Microsoft's army goggles get a two-year delay amid health concerns
Microsoft won't be deploying an updated version of its army goggles for at least two years, as the current one has caused headaches, nausea, and eyestrain to soldiers. Microsoft needs to show the army that it has fixed all the flaws causing health issues.
Microsoft manufactured army goggles for the United States Army for a while ago, but soldiers who used them were left with headaches, nausea, and eyestrain. The Army wants o make sure Microsoft fixes all the flaws with its army goggles, also known as HoloLens. "If the goggle passes its tests, a version will be fielded starting in July 2025," the Army said in a statement.
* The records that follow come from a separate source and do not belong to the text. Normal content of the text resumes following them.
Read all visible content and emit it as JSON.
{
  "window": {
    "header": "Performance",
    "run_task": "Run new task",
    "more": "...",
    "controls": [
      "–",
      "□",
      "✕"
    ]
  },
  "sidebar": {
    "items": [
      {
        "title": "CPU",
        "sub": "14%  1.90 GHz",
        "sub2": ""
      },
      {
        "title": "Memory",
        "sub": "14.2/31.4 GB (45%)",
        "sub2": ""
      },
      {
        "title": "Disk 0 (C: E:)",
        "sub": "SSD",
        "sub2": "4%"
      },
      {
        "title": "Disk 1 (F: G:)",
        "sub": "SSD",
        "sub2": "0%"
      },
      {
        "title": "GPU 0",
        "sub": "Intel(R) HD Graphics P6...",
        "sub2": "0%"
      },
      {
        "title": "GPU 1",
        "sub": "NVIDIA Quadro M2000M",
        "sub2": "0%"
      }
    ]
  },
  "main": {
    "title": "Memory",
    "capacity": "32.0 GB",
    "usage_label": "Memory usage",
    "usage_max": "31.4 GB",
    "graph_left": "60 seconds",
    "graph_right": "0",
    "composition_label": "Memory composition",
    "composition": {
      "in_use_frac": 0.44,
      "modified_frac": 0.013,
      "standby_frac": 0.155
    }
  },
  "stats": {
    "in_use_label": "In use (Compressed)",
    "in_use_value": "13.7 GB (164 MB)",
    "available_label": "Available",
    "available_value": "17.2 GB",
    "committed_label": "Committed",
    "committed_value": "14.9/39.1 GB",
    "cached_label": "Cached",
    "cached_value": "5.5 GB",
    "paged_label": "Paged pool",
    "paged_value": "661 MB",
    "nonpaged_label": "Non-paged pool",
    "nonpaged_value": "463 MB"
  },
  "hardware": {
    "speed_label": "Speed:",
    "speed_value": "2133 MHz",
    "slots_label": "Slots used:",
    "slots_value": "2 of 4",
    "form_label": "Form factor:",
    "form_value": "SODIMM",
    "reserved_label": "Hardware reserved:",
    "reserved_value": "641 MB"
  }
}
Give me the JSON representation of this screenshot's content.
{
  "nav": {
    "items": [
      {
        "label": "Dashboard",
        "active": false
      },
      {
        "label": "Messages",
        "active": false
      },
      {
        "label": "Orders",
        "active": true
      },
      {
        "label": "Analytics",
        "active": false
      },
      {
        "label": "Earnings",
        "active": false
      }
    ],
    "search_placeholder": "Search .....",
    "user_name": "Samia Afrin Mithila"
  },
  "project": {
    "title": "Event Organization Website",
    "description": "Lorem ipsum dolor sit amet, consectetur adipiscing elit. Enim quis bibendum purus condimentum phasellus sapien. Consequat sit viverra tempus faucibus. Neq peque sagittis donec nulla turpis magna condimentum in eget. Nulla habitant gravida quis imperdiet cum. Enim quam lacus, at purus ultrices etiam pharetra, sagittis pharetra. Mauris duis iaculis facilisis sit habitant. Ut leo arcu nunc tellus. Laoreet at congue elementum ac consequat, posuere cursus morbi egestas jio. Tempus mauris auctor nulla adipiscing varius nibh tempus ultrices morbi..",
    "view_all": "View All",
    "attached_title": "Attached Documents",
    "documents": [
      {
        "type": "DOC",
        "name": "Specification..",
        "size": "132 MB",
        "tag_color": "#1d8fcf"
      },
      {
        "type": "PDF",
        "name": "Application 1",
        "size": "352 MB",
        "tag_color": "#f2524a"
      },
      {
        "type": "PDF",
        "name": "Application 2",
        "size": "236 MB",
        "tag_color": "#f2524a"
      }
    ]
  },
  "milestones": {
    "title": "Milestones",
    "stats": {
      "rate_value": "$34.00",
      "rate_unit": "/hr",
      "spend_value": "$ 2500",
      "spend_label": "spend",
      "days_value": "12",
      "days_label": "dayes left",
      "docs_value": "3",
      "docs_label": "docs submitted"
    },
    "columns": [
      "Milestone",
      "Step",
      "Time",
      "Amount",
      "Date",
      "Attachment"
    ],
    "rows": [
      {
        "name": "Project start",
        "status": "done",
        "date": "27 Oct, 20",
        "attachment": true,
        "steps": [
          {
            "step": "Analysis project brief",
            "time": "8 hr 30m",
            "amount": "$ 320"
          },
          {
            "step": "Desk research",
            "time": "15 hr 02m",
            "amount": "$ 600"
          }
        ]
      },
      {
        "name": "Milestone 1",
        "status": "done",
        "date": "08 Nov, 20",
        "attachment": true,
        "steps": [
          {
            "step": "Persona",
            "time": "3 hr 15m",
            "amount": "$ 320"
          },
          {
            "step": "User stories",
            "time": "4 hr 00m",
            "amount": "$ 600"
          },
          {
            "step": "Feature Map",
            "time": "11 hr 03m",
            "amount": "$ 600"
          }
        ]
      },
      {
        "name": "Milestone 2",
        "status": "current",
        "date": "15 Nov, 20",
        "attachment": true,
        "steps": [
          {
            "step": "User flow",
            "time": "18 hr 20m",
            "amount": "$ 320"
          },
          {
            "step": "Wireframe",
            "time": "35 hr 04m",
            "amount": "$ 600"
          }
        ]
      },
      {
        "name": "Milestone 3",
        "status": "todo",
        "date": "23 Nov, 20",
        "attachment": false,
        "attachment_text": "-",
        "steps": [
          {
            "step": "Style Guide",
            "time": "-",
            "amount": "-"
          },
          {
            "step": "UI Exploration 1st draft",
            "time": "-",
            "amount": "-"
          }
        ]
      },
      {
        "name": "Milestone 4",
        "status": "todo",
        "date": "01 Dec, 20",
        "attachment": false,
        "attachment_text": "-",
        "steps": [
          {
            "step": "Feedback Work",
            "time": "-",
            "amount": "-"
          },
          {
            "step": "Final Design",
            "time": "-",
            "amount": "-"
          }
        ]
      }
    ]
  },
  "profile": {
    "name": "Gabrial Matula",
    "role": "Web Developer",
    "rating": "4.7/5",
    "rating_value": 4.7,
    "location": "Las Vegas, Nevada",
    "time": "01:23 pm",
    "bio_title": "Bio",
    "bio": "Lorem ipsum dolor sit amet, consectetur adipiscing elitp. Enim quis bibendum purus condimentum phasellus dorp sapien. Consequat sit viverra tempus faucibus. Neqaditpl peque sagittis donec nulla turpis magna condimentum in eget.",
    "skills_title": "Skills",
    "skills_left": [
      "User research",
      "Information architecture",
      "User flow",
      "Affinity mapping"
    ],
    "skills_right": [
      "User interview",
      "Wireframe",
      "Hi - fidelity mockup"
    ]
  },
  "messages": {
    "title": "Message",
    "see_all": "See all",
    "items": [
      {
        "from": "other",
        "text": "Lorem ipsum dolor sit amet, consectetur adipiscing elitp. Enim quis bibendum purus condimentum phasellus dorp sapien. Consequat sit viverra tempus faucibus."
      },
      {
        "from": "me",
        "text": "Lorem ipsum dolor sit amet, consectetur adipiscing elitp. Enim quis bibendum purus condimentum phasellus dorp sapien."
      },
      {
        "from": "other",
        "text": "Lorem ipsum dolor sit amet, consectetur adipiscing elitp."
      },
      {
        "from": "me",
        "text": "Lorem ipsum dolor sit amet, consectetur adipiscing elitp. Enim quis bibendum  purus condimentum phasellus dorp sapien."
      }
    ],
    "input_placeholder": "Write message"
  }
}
HoloLens is using the company's Integrated Visual Augmentation System, or IVAS. It features a head-up display for soldiers, similar to what fighter pilots use. Both parties believe in the project and don't want to throw in the towel yet. Microsoft will keep working on fixing all the issues as the date has been pushed back to 2025.
The updated version is thinner and lighter, with the goal of "greatly improving soldier comfort," according to Microsoft. Software enhancements are also aimed to increase dependability and reduce power consumption.
Congress is not willing to free up budget
Even though the US Army and Microsoft want to push the release of HoloLens, Congress is not willing to free up the budget before seeing improvements on the device. It means billions of dollars, so the Congress has questions.
The estimated bill goes up to $21.9 billion for 121,000 devices, spared, and support services, projected by the Army. 5,000 goggles have already been accepted, and another round of 5,000 is pending.
The Army stated that the first 20 upgraded goggles will be delivered between July and September, with initial assessments by soldiers following soon after.
According to Bloomberg, “I am particularly concerned about a product that would cost over $60,000 per soldier” and “think the system needs to be carefully scrutinized to ensure soldier lethality is enhanced,” Representative Rob Wittman, a Virginia Republican and the subcommittee chairman, said in a statement.Advertisement